• Last modified 2838 days ago (July 14, 2011)


'51 flood not forgotten after 6 decades

Managing editor

When it began raining mid-July 1951, Marion County residents geared up for what they thought would be a routine flood.

Flooding had become commonplace in the valleys and other low-lying areas of communities around the county.

But little did people know that this flood would be different.

This flood would be the worst since 1903.

Peabody was the first community of the Cottonwood Valley to be ravaged. A story in the Peabody Gazette-Herald described a torrential rain prior to the flood similar to “those seen in tropical countries during the monsoon season.”

In the early morning hours of July 11, Marion suffered at the hands of Mother Nature, sustaining an estimated $500,000 in damages.

In Florence, two homes and two businesses were washed away.

Water more than 10 feet deep ravaged the outside of homes and businesses. People had climbed to the roofs of the buildings to escape the high water. Motor boats on city streets became commonplace as neighbors helped neighbors evacuate.

Beverly Bredemeier Jirak was a child and lived with her family on Walnut Street, across from the city’s water plant.

There was a peak on the roof over the family’s front porch. When floodwaters came, Jirak’s family, the Floyd and Velma Bredemeier family, went upstairs to wait to be rescued.

“When a boat got us, we had to go off the peak of the porch,” Jirak said.

There were 52 inches of water in her house — above the light fixtures, lapping the ceiling.

“Leta Rees took us in,” Jirak said, a common occurrence.

Many families living on the hill took in families from the valley.

“I remember typhoid shots and eating canned foods without labels,” Jirak said.

Jirak’s father was the manager at the alfalfa mill. She was the middle child of a family of three girls — Nova Brunner and Roberta Warren are her sisters.

“We would have little floods where we lived,” Jirak said.

And each time the floodwaters would come, the Bredemeiers would prepare for it by moving the family cars north of the house. It had always worked before but in 1951, it didn’t.

“We had a new Chevrolet,” Jirak recalled. It was swept away in the raging waters.

Jean Pierce’s late husband, Bud, was in business at Walnut and Main streets. The Pierces lived in an apartment on Billings Street.

“We were told the water wouldn’t get that high (in the valley),” Pierce said, but it did.
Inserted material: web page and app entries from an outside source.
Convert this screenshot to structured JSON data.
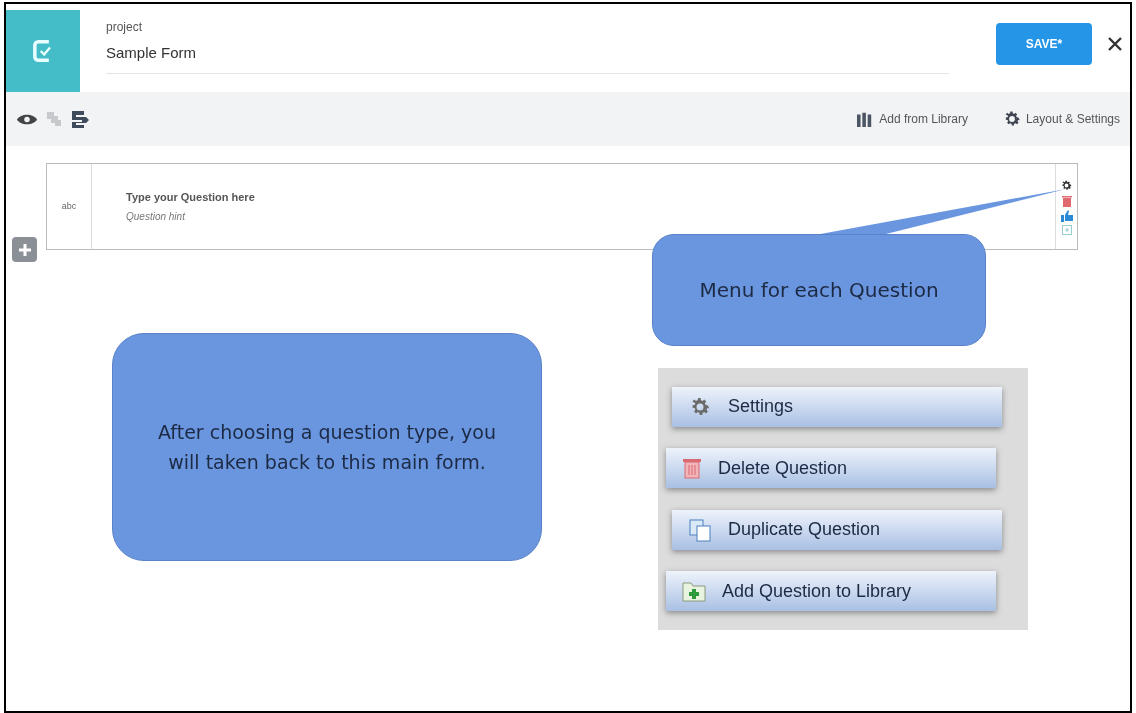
{
  "header": {
    "label": "project",
    "title": "Sample Form",
    "save_button": "SAVE*"
  },
  "toolbar": {
    "actions": [
      {
        "kind": "library",
        "label": "Add from Library"
      },
      {
        "kind": "settings",
        "label": "Layout & Settings"
      }
    ]
  },
  "question": {
    "type_label": "abc",
    "text": "Type your Question here",
    "hint": "Question hint"
  },
  "callouts": [
    {
      "text": "Menu for each Question"
    },
    {
      "text": "After choosing a question type, you will taken back to this main form."
    }
  ],
  "menu_items": [
    {
      "kind": "settings",
      "label": "Settings"
    },
    {
      "kind": "delete",
      "label": "Delete Question"
    },
    {
      "kind": "duplicate",
      "label": "Duplicate Question"
    },
    {
      "kind": "library",
      "label": "Add Question to Library"
    }
  ]
}
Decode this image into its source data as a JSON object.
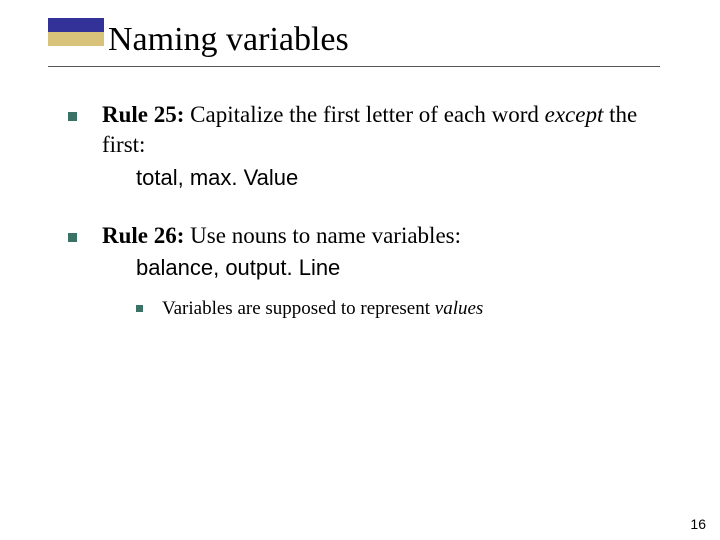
{
  "title": "Naming variables",
  "rules": [
    {
      "label": "Rule 25:",
      "text_1": " Capitalize the first letter of each word ",
      "em": "except",
      "text_2": " the first:",
      "code_1": "total",
      "sep": ", ",
      "code_2": "max. Value"
    },
    {
      "label": "Rule 26:",
      "text_1": " Use nouns to name variables:",
      "code_1": "balance",
      "sep": ", ",
      "code_2": "output. Line",
      "sub_text_1": "Variables are supposed to represent ",
      "sub_em": "values"
    }
  ],
  "page_number": "16"
}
Bud Pierce was in the process of installing new gas pumps and his gas station on Main Street.

“They would float so things had to be brought in to keep them from floating,” Pierce said.

To keep his desk high and dry, Bud put it on the car lift, but water reached the bottom drawers.

“I remember Ollie Wight helping to get people out of flood areas,” Pierce said.

Wight was the owner of the local funeral home and was the father of Joan Meyer.

Jean Pierce’s brother-in-law, then Sheriff Jim Kline, lived with his family in the county jail building. Pierce’s sister had just had a baby. The entire family was rescued and they stayed with Pierce’s mother on South Lincoln Street.

In the aftermath of the flood, when water receded, came the real work of cleaning up.

Much of Bud’s inventory was along the railroad tracks. Bud salvaged what he could find.

Pierce remembered Shorty Powell’s Dodge-Plymouth dealership west of Marion Auto Supply.

“They had scads of little parts,” Pierce said. “He and his wife washed all of that.”

During this time, the National Guard was called in, along with the American Red Cross to assist the community.

Many Marion families moved from low-lying areas to the hill.

Marion Reservoir was put into operation in 1968 and a levee around the valley was built in 1979, ending the possibility of another flood like the one 60 years ago.

Last modified July 14, 2011